The fourth and last part of the book, »Antiquity in Moral Philosophy and Political Thought«, investigates the work of two giants of Enlightenment thought: David Hume and Jean-Jacques Rousseau. Tim Stuart-Buttle focuses on the role of Cicero, who soon after the 18th century would completely lose his status as a significant philosopher, in British Enlightenment thought and points out how diametrically opposed insights could be drawn from his work. Whereas for John Locke Cicero’s thought demonstrated that a complete theory of moral obligation could only be provided by Christian revelation, David Hume argued for the opposite position: by deliberately and successfully limiting himself to the utile and dulce in constructing his theories on moral obligation, Cicero had made all moral theology superfluous and irrelevant. The volume closes with a convincing article by Flora Champy on the role of antiquity in Rousseau’s political thought – a topic about which a great deal has already been written. Champy, however, succeeds in making an original contribution to the debate by arguing that the way in which Rousseau used classical (and in particular Roman) history was not, as has often been maintained, utopian, but served pragmatic purposes and was intended as a guide for 18th-century political reform.

»Antiquity and Enlightenment Culture«, it will hopefully be evident from the above, is an attractive collection of essays, well worth the attention of anyone interested in the fate of various aspects of the classical heritage during the 18th century. It would of course be possible to list a great many relevant topics that are left undiscussed, but that would be less than generous given the inevitable selectivity of publications of this nature. It must, however, be pointed out that the introduction to the volume makes what seem to be unjustifiably large claims about its innovative nature. Loughlin and Johnston insist that this collection of essays is pioneering in abandoning the restrictive focus on the »Querelle des anciens et des modernes«, which according to them has been dominant in most recent accounts of the 18th-century preoccupation with the classics. This claim seems to be an untenable simplification of recent scholarship. For while the »Querelle« has undeniably been a prominent presence in discussions of the 18th-century appropriation of the classics, it has been no more than one among a great many other topics. It is not the exclusive or even dominant focus in such pathbreaking relatively recent works as Chantal Grell’s »Le Dix-huitième Siècle et l’Antiquité en France 1680–1789« (1995) or Carl J. Richard’s »The Founders and the Classics« (1994), nor in Viccy Coltman’s »Fabricating the Antique« (2006) or Marlene Meuer’s »Polarisierungen der Antike« (2017) – to give but a few examples. In the light of this, perhaps the editors should have been a little more modest. Their claim to be fundamentally changing our overall perspective on the Enlightenment’s manifold relations to antiquity is unconvincing. It is also superfluous, since no one needs such overblown claims to justify the publication of what is a fine volume of specialized essays on the 18th-century reception of the classics.

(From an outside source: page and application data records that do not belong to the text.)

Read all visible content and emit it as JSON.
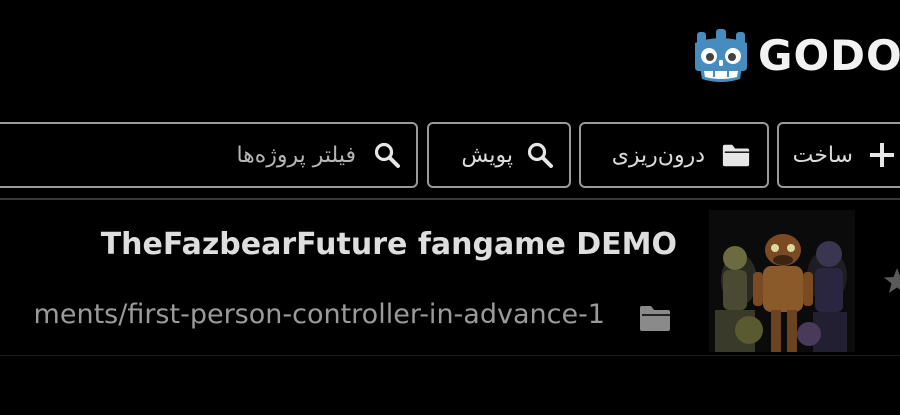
{
  "header": {
    "logo_text": "GODOT",
    "logo_icon": "godot-robot-icon"
  },
  "toolbar": {
    "filter_placeholder": "فیلتر پروژه‌ها",
    "filter_icon": "search-icon",
    "scan_label": "پویش",
    "scan_icon": "search-icon",
    "import_label": "درون‌ریزی",
    "import_icon": "folder-icon",
    "create_label": "ساخت",
    "create_icon": "plus-icon"
  },
  "projects": [
    {
      "title": "TheFazbearFuture fangame DEMO",
      "path": "ments/first-person-controller-in-advance-1",
      "thumbnail": "project-thumbnail-image",
      "favorite_icon": "star-icon",
      "folder_icon": "folder-icon"
    }
  ],
  "colors": {
    "background": "#000000",
    "border": "#9a9a9a",
    "text": "#dcdcdc",
    "path_text": "#9a9a9a",
    "godot_blue": "#478cbf"
  }
}
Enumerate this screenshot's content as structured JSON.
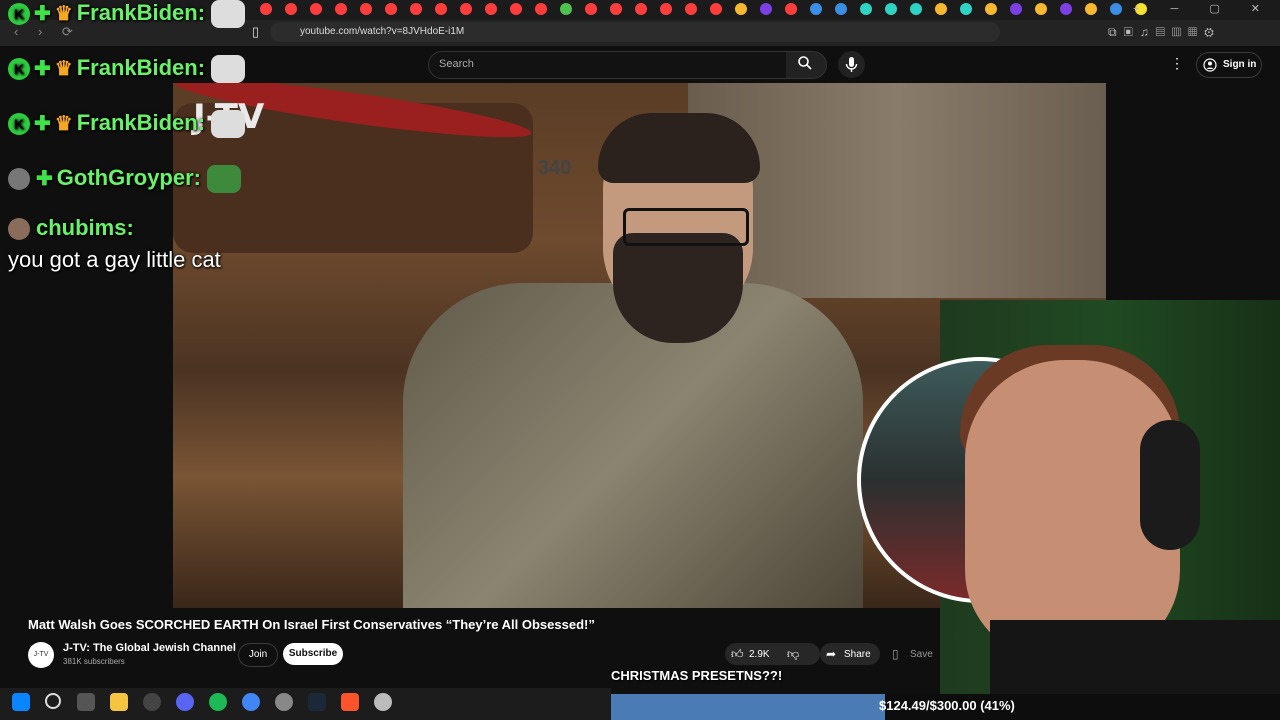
{
  "browser": {
    "url": "youtube.com/watch?v=8JVHdoE-i1M"
  },
  "youtube": {
    "search_placeholder": "Search",
    "sign_in_label": "Sign in"
  },
  "video": {
    "title": "Matt Walsh Goes SCORCHED EARTH On Israel First Conservatives “They’re All Obsessed!”",
    "channel_logo_text": "J-TV",
    "channel_name": "J-TV: The Global Jewish Channel",
    "subscribers": "381K subscribers",
    "join_label": "Join",
    "subscribe_label": "Subscribe",
    "like_count": "2.9K",
    "share_label": "Share",
    "save_label": "Save",
    "watermark": "J-TV",
    "background_number": "340"
  },
  "chat": [
    {
      "username": "FrankBiden:",
      "badges": [
        "k-badge",
        "plus-badge",
        "crown-badge"
      ],
      "emote": "cat-emote"
    },
    {
      "username": "FrankBiden:",
      "badges": [
        "k-badge",
        "plus-badge",
        "crown-badge"
      ],
      "emote": "cat-emote"
    },
    {
      "username": "FrankBiden:",
      "badges": [
        "k-badge",
        "plus-badge",
        "crown-badge"
      ],
      "emote": "cat-emote"
    },
    {
      "username": "GothGroyper:",
      "badges": [
        "avatar",
        "plus-badge"
      ],
      "emote": "frog-emote"
    },
    {
      "username": "chubims:",
      "badges": [
        "avatar"
      ],
      "message": "you got a gay little cat"
    }
  ],
  "stream_overlay": {
    "donation_message": "CHRISTMAS PRESETNS??!",
    "goal_text": "$124.49/$300.00 (41%)",
    "goal_fraction": 0.41
  },
  "colors": {
    "chat_name": "#69f269",
    "goal_fill": "#4a7bb5",
    "youtube_bg": "#0f0f0f"
  }
}
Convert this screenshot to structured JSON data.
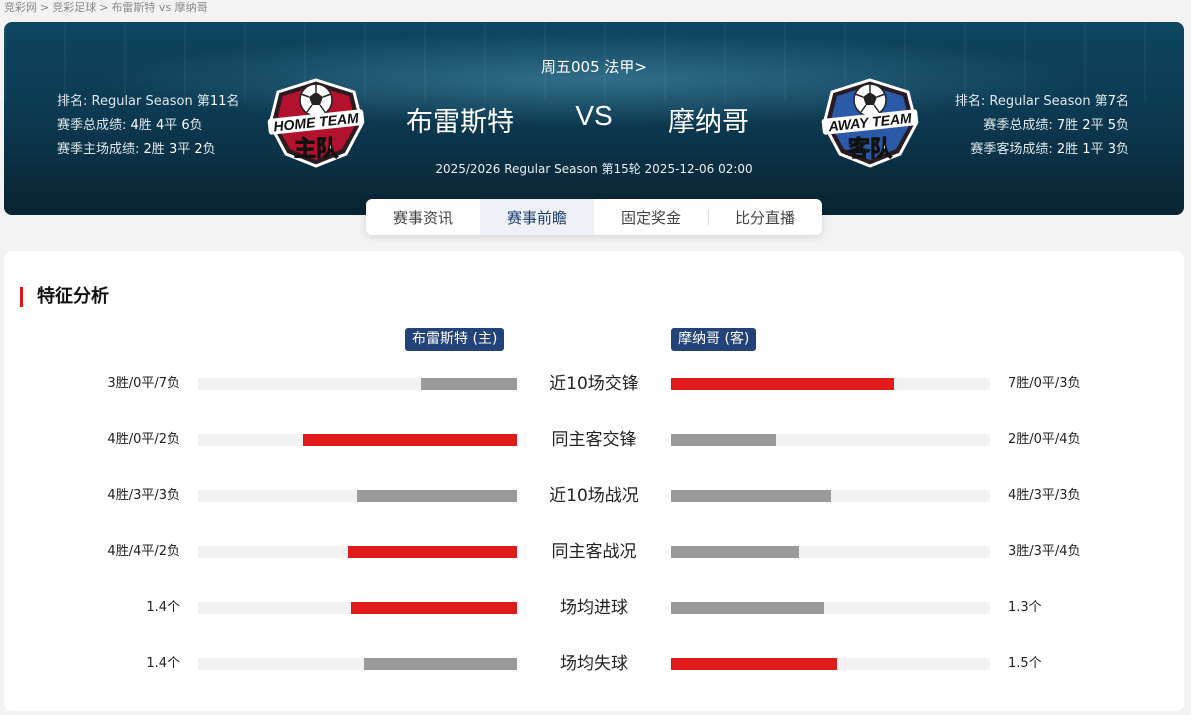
{
  "breadcrumb": [
    "竞彩网",
    "竞彩足球",
    "布雷斯特 vs 摩纳哥"
  ],
  "colors": {
    "accent_red": "#e01b1b",
    "bar_gray": "#9b9b9b",
    "tag_blue": "#234277"
  },
  "match": {
    "meta": "周五005 法甲>",
    "home": "布雷斯特",
    "away": "摩纳哥",
    "vs": "VS",
    "subline": "2025/2026 Regular Season 第15轮 2025-12-06 02:00"
  },
  "home_stats": {
    "rank_prefix": "排名: Regular Season 第",
    "rank": "11",
    "rank_suffix": "名",
    "total_prefix": "赛季总成绩: ",
    "total_w": "4",
    "total_d": "4",
    "total_l": "6",
    "venue_prefix": "赛季主场成绩: ",
    "venue_w": "2",
    "venue_d": "3",
    "venue_l": "2"
  },
  "away_stats": {
    "rank_prefix": "排名: Regular Season 第",
    "rank": "7",
    "rank_suffix": "名",
    "total_prefix": "赛季总成绩: ",
    "total_w": "7",
    "total_d": "2",
    "total_l": "5",
    "venue_prefix": "赛季客场成绩: ",
    "venue_w": "2",
    "venue_d": "1",
    "venue_l": "3"
  },
  "units": {
    "w": "胜 ",
    "d": "平 ",
    "l": "负"
  },
  "badges": {
    "home": {
      "line1": "HOME TEAM",
      "line2": "主队",
      "icon": "soccer-ball-icon"
    },
    "away": {
      "line1": "AWAY TEAM",
      "line2": "客队",
      "icon": "soccer-ball-icon"
    }
  },
  "tabs": [
    {
      "label": "赛事资讯",
      "active": false
    },
    {
      "label": "赛事前瞻",
      "active": true
    },
    {
      "label": "固定奖金",
      "active": false
    },
    {
      "label": "比分直播",
      "active": false
    }
  ],
  "analysis": {
    "title": "特征分析",
    "home_tag": "布雷斯特 (主)",
    "away_tag": "摩纳哥 (客)",
    "rows": [
      {
        "label": "近10场交锋",
        "left_text": "3胜/0平/7负",
        "right_text": "7胜/0平/3负",
        "left_ratio": 0.3,
        "right_ratio": 0.7,
        "left_color": "gray",
        "right_color": "red"
      },
      {
        "label": "同主客交锋",
        "left_text": "4胜/0平/2负",
        "right_text": "2胜/0平/4负",
        "left_ratio": 0.67,
        "right_ratio": 0.33,
        "left_color": "red",
        "right_color": "gray"
      },
      {
        "label": "近10场战况",
        "left_text": "4胜/3平/3负",
        "right_text": "4胜/3平/3负",
        "left_ratio": 0.5,
        "right_ratio": 0.5,
        "left_color": "gray",
        "right_color": "gray"
      },
      {
        "label": "同主客战况",
        "left_text": "4胜/4平/2负",
        "right_text": "3胜/3平/4负",
        "left_ratio": 0.53,
        "right_ratio": 0.4,
        "left_color": "red",
        "right_color": "gray"
      },
      {
        "label": "场均进球",
        "left_text": "1.4个",
        "right_text": "1.3个",
        "left_ratio": 0.52,
        "right_ratio": 0.48,
        "left_color": "red",
        "right_color": "gray"
      },
      {
        "label": "场均失球",
        "left_text": "1.4个",
        "right_text": "1.5个",
        "left_ratio": 0.48,
        "right_ratio": 0.52,
        "left_color": "gray",
        "right_color": "red"
      }
    ]
  }
}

Zitationsempfehlung/Pour citer cet article:

Wyger Velema, Rezension von/compte rendu de: Felicity Loughlin, Alexandre Johnston (ed.), Antiquity and Enlightenment Culture. New Approaches and Perspectives, Leiden (Brill Academic Publishers) 2020, 242 p., 10 fig. (Metaforms, 17), ISBN 978-90-04-40503-5, EUR 102,00., in: Francia-Recensio 2022/4, Frühe Neuzeit – Revolution – Empire (1500–1815), DOI: https://doi.org/10.11588/frrec.2022.4.92003